By Stan Maddux
In less than two weeks and within 100 miles, two southern Michigan farmers were killed after getting entangled in augers, creating an additional emphasis on farm safety.
Rex Hannewald, 63, was pulled into the auger of a manure spreader March 20 on Territorial Road in Waterloo Township about 30 miles west of Ann Arbor, according to the Jackson County Sheriff’s Office.
Undersheriff Chris Kuhl says Hannewald was in the field with the manure spreader he had been working on for the past several days.
Hannewald was discovered by his wife late in the evening after she returned from running errands.
‘’His body was in the actual auger mechanism of the device,’’ Kuhl says.
Investigators were not able to determine exactly how the man got caught by the auger.
Jacob Fruchey, 42, had a piece of clothing grabbed by an auger he was using to drill holes March 11 in Montcalm Township, about 40 miles northeast of Grand Rapids, according to the Montcalm County Sheriff’s Office.
The auger and tractor were still running when Fruchey was discovered by his wife about 7 p.m., according to police.
Fruchey was drilling holes in the ground near a sheep barn to relieve flooding from melting snow.
Take safety seriously
Debra Chester, a farm safety expert at Michigan State University, says even the most experienced farmer should never take safety for granted while operating any piece of machinery.
Chester says most fatalities involving augers or the PTO shafts turning the augers are from working on the machine while it’s still running.
That work could be anything from unclogging a fertilizer spreader, removing dirt causing a PTO shaft to not spin as fast and repositioning an auger away from rocks the blade struck beneath the soil.
She says turning off the machine before correcting a situation eliminates any chance of a frayed or loose piece of clothing getting snagged by a spinning auger or shaft and pulling that person into the machine.
Shirt sleeves and pants too long or baggy along with the strings on a hooded sweatshirt are susceptible to being grabbed by a spinning auger or shaft.
‘’Your arm itself might not be as close to the auger as you think, but the clothing is, and that can get caught up,’’ Chester says.

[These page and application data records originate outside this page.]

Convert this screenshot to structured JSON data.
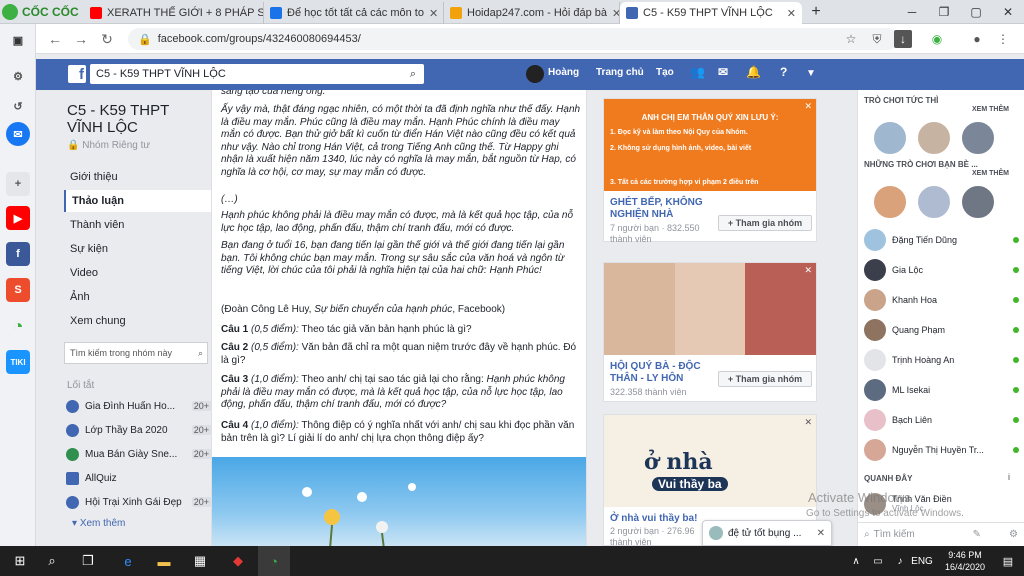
{
  "browser": {
    "brand": "CỐC CỐC",
    "tabs": [
      {
        "label": "XERATH THẾ GIỚI + 8 PHÁP S",
        "color": "#ff0000"
      },
      {
        "label": "Để học tốt tất cả các môn to",
        "color": "#1a73e8"
      },
      {
        "label": "Hoidap247.com - Hỏi đáp bà",
        "color": "#f2a20c"
      },
      {
        "label": "C5 - K59 THPT VĨNH LỘC",
        "color": "#4267b2"
      }
    ],
    "new_tab": "+",
    "url": "facebook.com/groups/432460080694453/"
  },
  "facebook": {
    "search_value": "C5 - K59 THPT VĨNH LỘC",
    "user_name": "Hoàng",
    "nav_home": "Trang chủ",
    "nav_create": "Tạo"
  },
  "group": {
    "title": "C5 - K59 THPT VĨNH LỘC",
    "privacy": "Nhóm Riêng tư",
    "nav": [
      "Giới thiệu",
      "Thảo luận",
      "Thành viên",
      "Sự kiện",
      "Video",
      "Ảnh",
      "Xem chung"
    ],
    "search_placeholder": "Tìm kiếm trong nhóm này",
    "shortcuts_title": "Lối tắt",
    "shortcuts": [
      {
        "label": "Gia Đình Huấn Ho...",
        "badge": "20+"
      },
      {
        "label": "Lớp Thầy Ba 2020",
        "badge": "20+"
      },
      {
        "label": "Mua Bán Giày Sne...",
        "badge": "20+"
      },
      {
        "label": "AllQuiz",
        "badge": ""
      },
      {
        "label": "Hội Trại Xinh Gái Đẹp",
        "badge": "20+"
      }
    ],
    "see_more": "Xem thêm"
  },
  "post": {
    "top_cut": "sáng tạo của riêng ông.",
    "para1": "Ấy vậy mà, thật đáng ngạc nhiên, có một thời ta đã định nghĩa như thế đấy. Hạnh là điều may mắn. Phúc cũng là điều may mắn. Hạnh Phúc chính là điều may mắn có được. Bạn thử giở bất kì cuốn từ điển Hán Việt nào cũng đều có kết quả như vậy. Nào chỉ trong Hán Việt, cả trong Tiếng Anh cũng thế. Từ Happy ghi nhận là xuất hiện năm 1340, lúc này có nghĩa là may mắn, bắt nguồn từ Hap, có nghĩa là cơ hội, cơ may, sự may mắn có được.",
    "ellipsis": "(…)",
    "para2": "Hạnh phúc không phải là điều may mắn có được, mà là kết quả học tập, của nỗ lực học tập, lao động, phấn đấu, thậm chí tranh đấu, mới có được.",
    "para3": "Bạn đang ở tuổi 16, bạn đang tiến lại gần thế giới và thế giới đang tiến lại gần bạn. Tôi không chúc bạn may mắn. Trong sự sâu sắc của văn hoá và ngôn từ tiếng Việt, lời chúc của tôi phải là nghĩa hiện tại của hai chữ: Hạnh Phúc!",
    "source_prefix": "(Đoàn Công Lê Huy, ",
    "source_title": "Sự biến chuyển của hạnh phúc",
    "source_suffix": ", Facebook)",
    "questions": [
      {
        "num": "Câu 1",
        "pts": "(0,5 điểm):",
        "text": "Theo tác giả văn bản hạnh phúc là gì?"
      },
      {
        "num": "Câu 2",
        "pts": "(0,5 điểm):",
        "text": "Văn bản đã chỉ ra một quan niệm trước đây về hạnh phúc. Đó là gì?"
      },
      {
        "num": "Câu 3",
        "pts": "(1,0 điểm):",
        "text": "Theo anh/ chị tại sao tác giả lại cho rằng: ",
        "italic": "Hạnh phúc không phải là điều may mắn có được, mà là kết quả học tập, của nỗ lực học tập, lao động, phấn đấu, thậm chí tranh đấu, mới có được?"
      },
      {
        "num": "Câu 4",
        "pts": "(1,0 điểm):",
        "text": "Thông điệp có ý nghĩa nhất với anh/ chị sau khi đọc phần văn bản trên là gì? Lí giải lí do anh/ chị lựa chọn thông điệp ấy?"
      }
    ]
  },
  "suggestions": {
    "card1": {
      "banner_title": "ANH CHỊ EM THÂN QUÝ XIN LƯU Ý:",
      "rule1": "1. Đọc kỹ và làm theo Nội Quy của Nhóm.",
      "rule2": "2. Không sử dụng hình ảnh, video, bài viết",
      "rule3": "3. Tất cả các trường hợp vi phạm 2 điều trên",
      "name": "GHÉT BẾP, KHÔNG NGHIỆN NHÀ",
      "meta1": "7 người bạn · 832.550",
      "meta2": "thành viên",
      "join": "Tham gia nhóm"
    },
    "card2": {
      "name": "HỘI QUÝ BÀ - ĐỘC THÂN - LY HÔN",
      "meta1": "322.358 thành viên",
      "join": "Tham gia nhóm"
    },
    "card3": {
      "banner_title": "ở nhà",
      "banner_sub": "Vui thầy ba",
      "name": "Ở nhà vui thầy ba!",
      "meta1": "2 người bạn · 276.96",
      "meta2": "thành viên"
    }
  },
  "chat": {
    "instant_games": "TRÒ CHƠI TỨC THÌ",
    "see_more": "XEM THÊM",
    "friends_games": "NHỮNG TRÒ CHƠI BẠN BÈ ...",
    "see_more2": "XEM THÊM",
    "contacts": [
      "Đặng Tiến Dũng",
      "Gia Lộc",
      "Khanh Hoa",
      "Quang Phạm",
      "Trịnh Hoàng An",
      "ML Isekai",
      "Bạch Liên",
      "Nguyễn Thị Huyền Tr..."
    ],
    "recent_title": "QUANH ĐÂY",
    "recent_contact": "Trịnh Văn Điền",
    "recent_sub": "Vĩnh Lộc",
    "search_placeholder": "Tìm kiếm",
    "popup": "đệ tử tốt bụng ..."
  },
  "overlay": {
    "activate_title": "Activate Windows",
    "activate_sub": "Go to Settings to activate Windows."
  },
  "taskbar": {
    "lang": "ENG",
    "time": "9:46 PM",
    "date": "16/4/2020"
  }
}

People not pulled into the blades also can be squeezed from the tightening of the fabric by a still-running machine.
‘’It can tighten around someone’s neck,” Chester says. “It can cause compression around the chest, so they can’t breathe. That’s how they wind up being fatally injured.”
Necklaces and rings also can get caught by a moving machine part, and so can long hair.
It’s best to keep long hair back or under a cap, Chester says.
Farmers also should make sure the shafts turning an auger or any other device are properly guarded to prevent any sort of human contact, she advises.
The only hope, perhaps, for a person with clothing wrapped around a shaft is the fabric tearing while it’s tightening.
There’s no time to remove a shirt or a coat wrapped in a shaft turning at a minimum 540 revolutions per minute, Chester says.
‘’I have not personally heard any stories that someone survived because they were able to take the clothing off,” she says. “What has happened is they survived because the clothing was ripped from their body.”
Chester says 100 percent cotton fabric has a better chance of tearing than polyester, which is stronger and more flexible.
Augers don’t turn as fast, but serious injury or death also can result.
Other causes of entanglement include falling into a machine from getting bumped from behind by an animal roaming nearby, becoming dizzy or sleepy from medication, and a heart attack or some other medical episode.
‘’They’re not going to become entangled if the machine is not operating,” Chester says. “It’s only if it’s operating.”
According to MSU, there were 19 farm-related fatalities in Michigan during 2017, including one person whose clothing became entangled from reaching into a corn picker.
Five of the deaths were ruled self-inflicted, according to MSU.
Maddux writes from New Buffalo, Mich.